Our 48 Yr Old Son Suffers Dual Diagnosis-Bipolar and Alcoholism. How Do We Handle This?
(State College, PA, USA)
My son is single, intelligent, hard working and is aware that he suffers bi polar II disease that inevitably leads to extended drunkeness. He has been arrested for DUI a number of times and has been through detox and rehab four times. As a consequence, he cannot hold a job.
His mother and I are in our eighties and have been supporting him financially. He is presently just out of rehab, working for minimum wage and very heavily in debt. We live in a retirement condominium community and do not have space to take him in. He lives in a small apartment not more than five miles from us.
He has a car that we financed for him three years ago in return for a promise that he would stop drinking. He made a few small monthly payments and then stopped paying and returned to his excessive drinking.
We love our son despite his failings and are at our wits end as to how to handle the situation. Should we completely sever our relationship, stop supporting him and let him deteriorate into a homeless bum? (Let go, let God?) Please give us some guidance as we are desperate. Thanks, Alan
The thing is, by supporting your son to the degree that you're financing his car etc., you are in fact enabling his alcoholism, because he knows he effectively has you to always fall back on, and so there is no real motivation for him to quit drinking.
Bi-polar doesn't justify alcoholism ... in fact all alcohol does is make it much worse. And by continuing to support him to the degree you do, he never has to really take responsibility for his drinking, and so the cycle just continues.
So you need to make it clear to your son that you can no longer support him the way you do if he continues drinking. You don't necessarily need to sever your relationship entirely, but make it clear that all financial support stops immediately, and that until he achieves sobriety you're no longer prepared to help him in that regard.
Remember we can't control or cure those we love suffering from alcoholism/addiction ... and ultimately they have to want to turn their lives around if they're ever going to change.
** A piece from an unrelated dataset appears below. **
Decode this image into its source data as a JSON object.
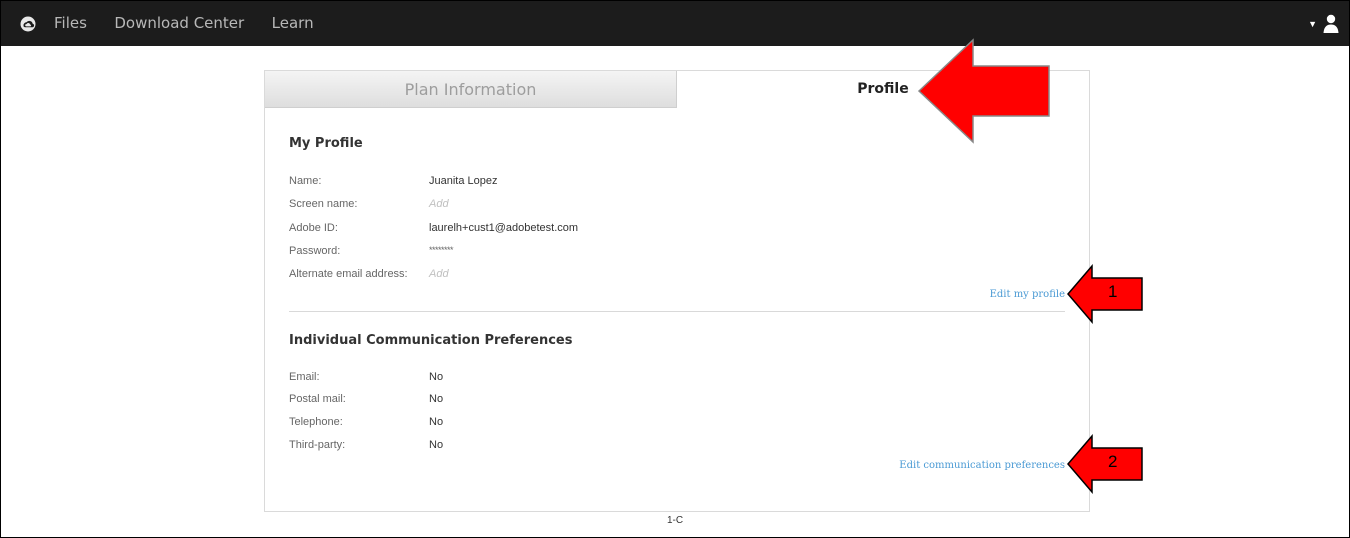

So by failing to allow your son to learn from the real consequences that accompany choosing a life of addiction, he's unlikely to ever reach the point where he actually wants to turn his life around.
It's never easy as a parent to witness a child basically destroy themselves, but you at some point you have to let go and make peace with the fact that you can't help someone who doesn't want to be helped.
Good Luck and God Bless